[Records excerpted from a collection]
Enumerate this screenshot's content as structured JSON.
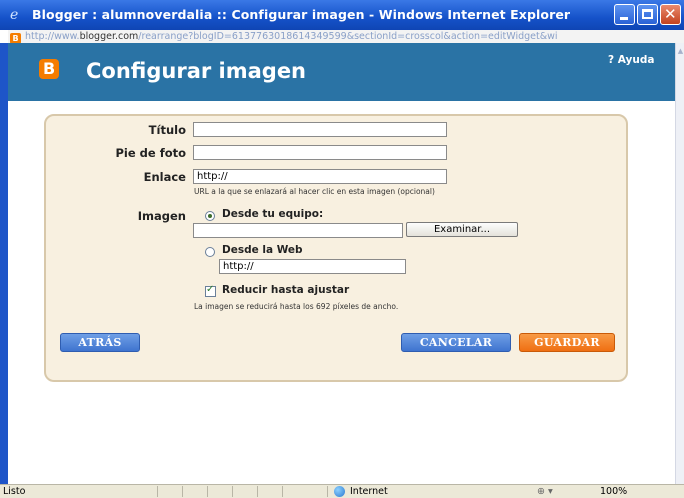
{
  "window": {
    "title": "Blogger : alumnoverdalia :: Configurar imagen - Windows Internet Explorer"
  },
  "address": {
    "prefix": "http://www.",
    "domain": "blogger.com",
    "path": "/rearrange?blogID=6137763018614349599&sectionId=crosscol&action=editWidget&wi"
  },
  "dialog": {
    "logo_letter": "B",
    "title": "Configurar imagen",
    "help": "? Ayuda"
  },
  "form": {
    "titulo_label": "Título",
    "titulo_value": "",
    "pie_label": "Pie de foto",
    "pie_value": "",
    "enlace_label": "Enlace",
    "enlace_value": "http://",
    "enlace_hint": "URL a la que se enlazará al hacer clic en esta imagen (opcional)",
    "imagen_label": "Imagen",
    "option_equipo": "Desde tu equipo:",
    "file_value": "",
    "browse_label": "Examinar...",
    "option_web": "Desde la Web",
    "web_value": "http://",
    "resize_label": "Reducir hasta ajustar",
    "resize_checked": true,
    "resize_hint": "La imagen se reducirá hasta los 692 píxeles de ancho."
  },
  "buttons": {
    "back": "ATRÁS",
    "cancel": "CANCELAR",
    "save": "GUARDAR"
  },
  "statusbar": {
    "text": "Listo",
    "zone": "Internet",
    "zoom": "100%"
  },
  "colors": {
    "header": "#2a73a5",
    "panel": "#f8f0e0",
    "accent_orange": "#f47c00",
    "button_blue": "#4a80d6"
  }
}
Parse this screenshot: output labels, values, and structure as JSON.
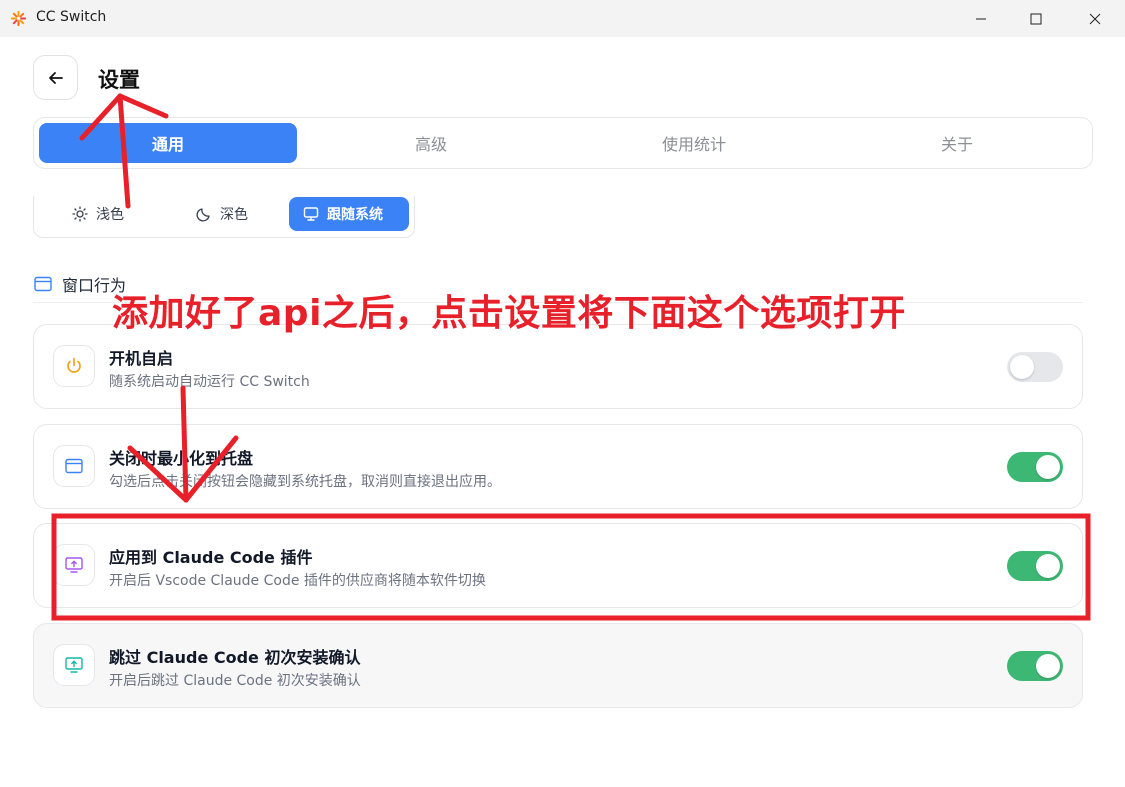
{
  "window": {
    "title": "CC Switch"
  },
  "header": {
    "title": "设置"
  },
  "tabs": [
    {
      "label": "通用",
      "active": true
    },
    {
      "label": "高级",
      "active": false
    },
    {
      "label": "使用统计",
      "active": false
    },
    {
      "label": "关于",
      "active": false
    }
  ],
  "theme": {
    "options": [
      {
        "label": "浅色",
        "icon": "sun-icon",
        "active": false
      },
      {
        "label": "深色",
        "icon": "moon-icon",
        "active": false
      },
      {
        "label": "跟随系统",
        "icon": "monitor-icon",
        "active": true
      }
    ]
  },
  "section": {
    "title": "窗口行为"
  },
  "settings": [
    {
      "title": "开机自启",
      "description": "随系统启动自动运行 CC Switch",
      "icon": "power-icon",
      "enabled": false
    },
    {
      "title": "关闭时最小化到托盘",
      "description": "勾选后点击关闭按钮会隐藏到系统托盘，取消则直接退出应用。",
      "icon": "window-icon",
      "enabled": true
    },
    {
      "title": "应用到 Claude Code 插件",
      "description": "开启后 Vscode Claude Code 插件的供应商将随本软件切换",
      "icon": "monitor-upload-icon",
      "enabled": true
    },
    {
      "title": "跳过 Claude Code 初次安装确认",
      "description": "开启后跳过 Claude Code 初次安装确认",
      "icon": "monitor-upload-icon",
      "enabled": true
    }
  ],
  "annotation": {
    "text": "添加好了api之后，点击设置将下面这个选项打开",
    "color": "#e8202a"
  },
  "colors": {
    "accent": "#3b82f6",
    "toggle_on": "#3db874"
  }
}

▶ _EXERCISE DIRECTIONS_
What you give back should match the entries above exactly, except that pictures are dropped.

▶ _TASK SOLUTION_
Enumerate this screenshot's content as structured JSON.
{
  "window": {
    "title": "Blogger : alumnoverdalia :: Configurar imagen - Windows Internet Explorer"
  },
  "address": {
    "prefix": "http://www.",
    "domain": "blogger.com",
    "path": "/rearrange?blogID=6137763018614349599&sectionId=crosscol&action=editWidget&wi"
  },
  "dialog": {
    "logo_letter": "B",
    "title": "Configurar imagen",
    "help": "? Ayuda"
  },
  "form": {
    "titulo_label": "Título",
    "titulo_value": "",
    "pie_label": "Pie de foto",
    "pie_value": "",
    "enlace_label": "Enlace",
    "enlace_value": "http://",
    "enlace_hint": "URL a la que se enlazará al hacer clic en esta imagen (opcional)",
    "imagen_label": "Imagen",
    "option_equipo": "Desde tu equipo:",
    "file_value": "",
    "browse_label": "Examinar...",
    "option_web": "Desde la Web",
    "web_value": "http://",
    "resize_label": "Reducir hasta ajustar",
    "resize_checked": true,
    "resize_hint": "La imagen se reducirá hasta los 692 píxeles de ancho."
  },
  "buttons": {
    "back": "ATRÁS",
    "cancel": "CANCELAR",
    "save": "GUARDAR"
  },
  "statusbar": {
    "text": "Listo",
    "zone": "Internet",
    "zoom": "100%"
  },
  "colors": {
    "header": "#2a73a5",
    "panel": "#f8f0e0",
    "accent_orange": "#f47c00",
    "button_blue": "#4a80d6"
  }
}
Parse this screenshot: output labels, values, and structure as JSON.
{
  "window": {
    "title": "CC Switch"
  },
  "header": {
    "title": "设置"
  },
  "tabs": [
    {
      "label": "通用",
      "active": true
    },
    {
      "label": "高级",
      "active": false
    },
    {
      "label": "使用统计",
      "active": false
    },
    {
      "label": "关于",
      "active": false
    }
  ],
  "theme": {
    "options": [
      {
        "label": "浅色",
        "icon": "sun-icon",
        "active": false
      },
      {
        "label": "深色",
        "icon": "moon-icon",
        "active": false
      },
      {
        "label": "跟随系统",
        "icon": "monitor-icon",
        "active": true
      }
    ]
  },
  "section": {
    "title": "窗口行为"
  },
  "settings": [
    {
      "title": "开机自启",
      "description": "随系统启动自动运行 CC Switch",
      "icon": "power-icon",
      "enabled": false
    },
    {
      "title": "关闭时最小化到托盘",
      "description": "勾选后点击关闭按钮会隐藏到系统托盘，取消则直接退出应用。",
      "icon": "window-icon",
      "enabled": true
    },
    {
      "title": "应用到 Claude Code 插件",
      "description": "开启后 Vscode Claude Code 插件的供应商将随本软件切换",
      "icon": "monitor-upload-icon",
      "enabled": true
    },
    {
      "title": "跳过 Claude Code 初次安装确认",
      "description": "开启后跳过 Claude Code 初次安装确认",
      "icon": "monitor-upload-icon",
      "enabled": true
    }
  ],
  "annotation": {
    "text": "添加好了api之后，点击设置将下面这个选项打开",
    "color": "#e8202a"
  },
  "colors": {
    "accent": "#3b82f6",
    "toggle_on": "#3db874"
  }
}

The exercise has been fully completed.